Earlier in the week, I received a check from Google via Gilardi & Co. LLC. It is my share of a 2009 settlement that Google agreed to when some people who complained that AdWords was ripping them off took out a class action lawsuit against the company on behalf of all AdWords account holders. You can go to the website adwordscustomersettlement.com to read about the $20 million settlement.

Truth be told, I was completely unaware of the lawsuit or the settlement—or, if I was aware, had completely forgotten about it. Not surprising, since it took three years to reach a payout. And it is in the case documents that you find the reason for the delay. Back in 2009, one person—and one person alone—objected to the settlement. Matthew Weiss is, in the words of those then trying to have the court throw out his objection, “an attorney and seasoned objector to class action settlements” who stood to receive “25% of any legal fee that is given as a result of our objection and any enhancements.” (“Our”, in this context is Weiss and the other two lawyers his law company retained.) Furthermore, the objectors to Weiss’s objection claimed that Weiss wasn’t even an AdWords user.

It seems the case was dragged out because of a “scrivener’s error”. One of my favorite literary characters is Bartleby the Scrivener, whose job it was to copy out by hand legal documents. These days, of course, lawyers are their own scriveners, and it was Weiss’s own mistake that he named himself instead of his law company as the aggrieved party. Then he tried to rectify the “mistake” and that led to more appeals and counter-appeals, dragging out the settlement, which remained unchanged.

Poor Matthew. Perhaps he’d like 25 percent of my 59-cent payout as compensation.

--PEACE—

ENDS

© Scoop Media

 
 
 
Top Scoops Headlines

 

Forgetting Citizenship: Australia Suspends Flights From India

As India is being devastated by COVID-19 cases that have now passed a daily rate of 400,000, affluent and callous Australia has taken the decision to suspend all flights coming into the country till mid-month. The decision was reached by the Morrison ... More>>

Digitl: UK Spy Chief: “The West Has To Go It Alone On Tech"

“Cybersecurity is an increasingly strategic issue that needs a whole-nation approach. The rules are changing in ways not always controlled by government.

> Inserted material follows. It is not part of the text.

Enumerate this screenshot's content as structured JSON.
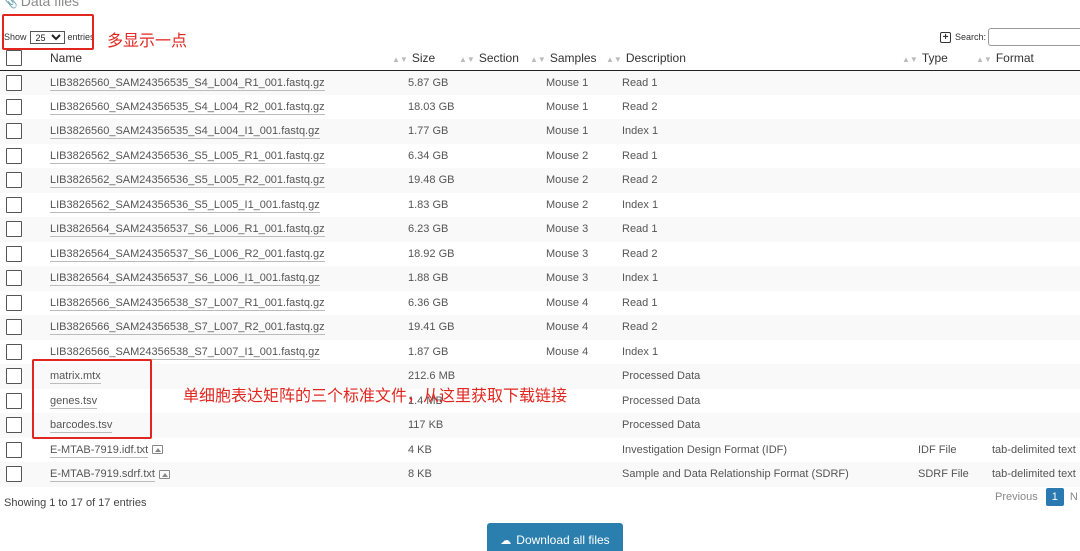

More>>

The Conversation: From Five Eyes To Six? Japan’s Push To Join The West’s Intelligence Alliance

Craig Mark , Kyoritsu Women's University As tensions with China continue to grow, Japan is making moves to join the “Five Eyes” intelligence-sharing alliance. This week, Japan’s ambassador to Australia, Shingo Yamagami, told The Sydney Morning ... More>>

The Conversation: Without The Right Financial Strategies, NZ’s Climate Change Efforts Will Remain Unfinished Business

When it comes to climate change, money talks. Climate finance is critical for enabling a low-emissions transition. This involves investment and expenditure — public, private, domestic and transnational — that demonstrably contributes to climate ... More>>

Dr Terrence Loomis: Does Petroleum Industry Spying Really Matter?

Opinion: Nicky Hager’s latest revelations about security firm Thompson and Clark’s ‘spying’ on climate activists and environmental organisations on behalf of the oil and gas industry and big GHG emitters makes entertaining reading. But it does ... More>>

Mixed Sight: New Zealand, The Five Eyes And China

The Five Eyes arrangement between the United States, United Kingdom, Canada, Australia and New Zealand has always resembled a segregated, clandestine club. Focused on the sharing of intelligence between countries of supposedly like mind, it has shown that ... More>>